- Abscess Incision and Drainage
- Advancement Flap Repair
- Anal Bulking
- Anal Tattooing
- Botulinum Toxin Injection
- Delorme’s Procedure
- ELAPE Procedure
- Femoral Hernia Repair
- HALO-RAR Procedure
- Inguinal Hernia Repair
- Intersphincteric APR
- Lateral Internal Sphincterotomy
- Low Anterior Resection
- Pelvic Organ Prolapse
- Perineal Rectosigmoidectomy
- Rectoanal Repair
- Rubber Band Ligation
- Stapled Haemorrhoidopexy
- Stoma Creation
- Stoma Reversal
- Transanal Rectocoele Repair
- Umbilical Hernia Repair
Botulinum Toxin Injection
Botulinum toxin (Botox) is a relatively new treatment for patients with an anal fissure, anismus, or chronic pelvic pain caused by levator ani syndrome. Widely known as a safe and effective cosmetic therapy, Botulinum toxin can be used to treat these conditions when conservative and medical therapies have failed.

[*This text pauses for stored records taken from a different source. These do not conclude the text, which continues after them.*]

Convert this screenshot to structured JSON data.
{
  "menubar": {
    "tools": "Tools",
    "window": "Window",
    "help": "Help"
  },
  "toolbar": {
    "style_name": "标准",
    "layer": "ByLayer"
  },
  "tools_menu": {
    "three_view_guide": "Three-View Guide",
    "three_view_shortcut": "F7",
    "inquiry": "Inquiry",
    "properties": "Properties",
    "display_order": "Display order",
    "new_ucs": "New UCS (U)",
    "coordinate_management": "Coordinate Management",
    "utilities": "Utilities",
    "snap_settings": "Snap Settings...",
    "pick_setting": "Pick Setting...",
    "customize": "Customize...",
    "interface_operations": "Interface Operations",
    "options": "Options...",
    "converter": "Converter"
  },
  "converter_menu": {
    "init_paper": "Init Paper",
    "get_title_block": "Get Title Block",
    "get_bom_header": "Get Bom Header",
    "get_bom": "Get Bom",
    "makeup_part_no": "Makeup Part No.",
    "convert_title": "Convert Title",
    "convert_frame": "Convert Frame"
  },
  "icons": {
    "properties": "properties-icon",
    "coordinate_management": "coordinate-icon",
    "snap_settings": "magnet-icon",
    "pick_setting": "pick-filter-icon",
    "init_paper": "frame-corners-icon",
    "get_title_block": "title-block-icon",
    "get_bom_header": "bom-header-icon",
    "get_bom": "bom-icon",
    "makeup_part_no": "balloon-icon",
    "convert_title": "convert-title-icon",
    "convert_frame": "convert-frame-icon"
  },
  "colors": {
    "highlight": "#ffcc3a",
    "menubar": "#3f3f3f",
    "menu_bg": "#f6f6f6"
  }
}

In patients with an anal fissure, Botulinum toxin temporarily relaxes the anal sphincter muscles and improves the blood supply to the area, thereby improving pain and muscle spasms and allowing the fissure to heal. Successful healing occurs in roughly half the patients with anal fissure who receive this treatment.
Some patients with anismus benefit from an injection of Botulinum toxin into the puborectalis muscle. The first injection helps make the diagnosis. If this injection helps, a repeat injection is given. It is this repeat injection that gives long-term benefit.
In patients with chronic pelvic pain caused by levator ani syndrome, Botulinum toxin works by reducing muscle spasm and tenderness in the culprit pelvic floor muscles. The pain is caused by knots in multiple muscles, and it is believed that Botulinum toxin helps relax these knots and allow the muscles to function normally.
If you are having this injection for an anal fissure, here is a small risk (around 2.5%) of minor incontinence in the week following the injection, mainly in patients who already have weak anal muscles, but normal continence resumes when the effects of the injection wear off.
Botulinum toxin injection is done as an openprocedure. For anal fissure, it involves 1–2 injections into the internal anal sphincter muscle directly through the anal skin. If an anal fissure is found to have overlying scar tissue, this is removed at the same time to aid healing. For anismus, it involves 1–2 injections into the external anal sphincter muscle and a part of the pelvic floor called the puborectalis muscle directly through the anal skin. For chronic pelvic pain caused by levator ani syndrome, the procedure involves multiple injections into the pelvic floor muscles. The whole procedure takes approximately 15–30 minutes. You will have the opportunity to discuss fully all the risks and benefits of this procedure with me before signing your consent form.
Botulinum toxin injection is done as a day-stay procedure under general anaesthesia, where you will be asleep and feel no pain. You will need to fast from midnight on the night before if your surgery is scheduled for the morning, or from 7 am if it scheduled for the afternoon.
No special bowel preparation is necessary before your procedure unless you are also having a colonoscopy in the same sitting. You will receive an enema one hour or so before your surgery, unless you have a fissure that makes this too painful.
You will be given an injection of local anaesthetic before you leave the operating theatre to keep you pain-free in the 6 hours after your surgery. After the operation you will be transferred to the recovery area and then to the ward.
Botulinum toxin injection is only painful in patients with an anal fissure where scar tissue needs to be removed from the fissure site. This will become apparent after the procedure when your local anaesthetic wears off, and will get better, but may take up to 2–4 weeks to resolve completely.
You should be able to go home the same day, but sometimes patients may need to stay longer. You should not drive after your surgery, so a friend or relative will need to take you home.
It is important to keep your bowel movements soft and regular while you are recovering from this procedure. To prevent constipation, eat foods high in fibre, and drink plenty of water (6–8 glasses a day). Analgesia and laxatives will be given to you to take home. It is best to keep up with these until your bowels are moving and any discomfort is manageable. Laxatives may need to be continued for up to 4 weeks after surgery.
You can expect minor bleeding after your procedure. A sanitary towel changed twice daily will help to prevent staining of underwear. Generally, use water to wash the anus twice a day and after every bowel movement.
Exactly when patients can resume driving after this procedure is determined on a case-by-case basis and will be discussed with you after your surgery. This is normally 1–2 weeks. Please let your insurance company know when you have been given the all-clear to resume driving.
Patients are usually able to return to normal activities as pain allows after Botulinum toxin injection, including going back to work. Just like when it is used to smooth out wrinkles in cosmetic surgery, the beneficial effects of the injection start to appear 1–2 weeks after the procedure, with full effects often felt at 6 weeks.
A follow-up appointment in the clinic will be arranged for 1–2 weeks after your surgery to check your wound and discuss further management if necessary.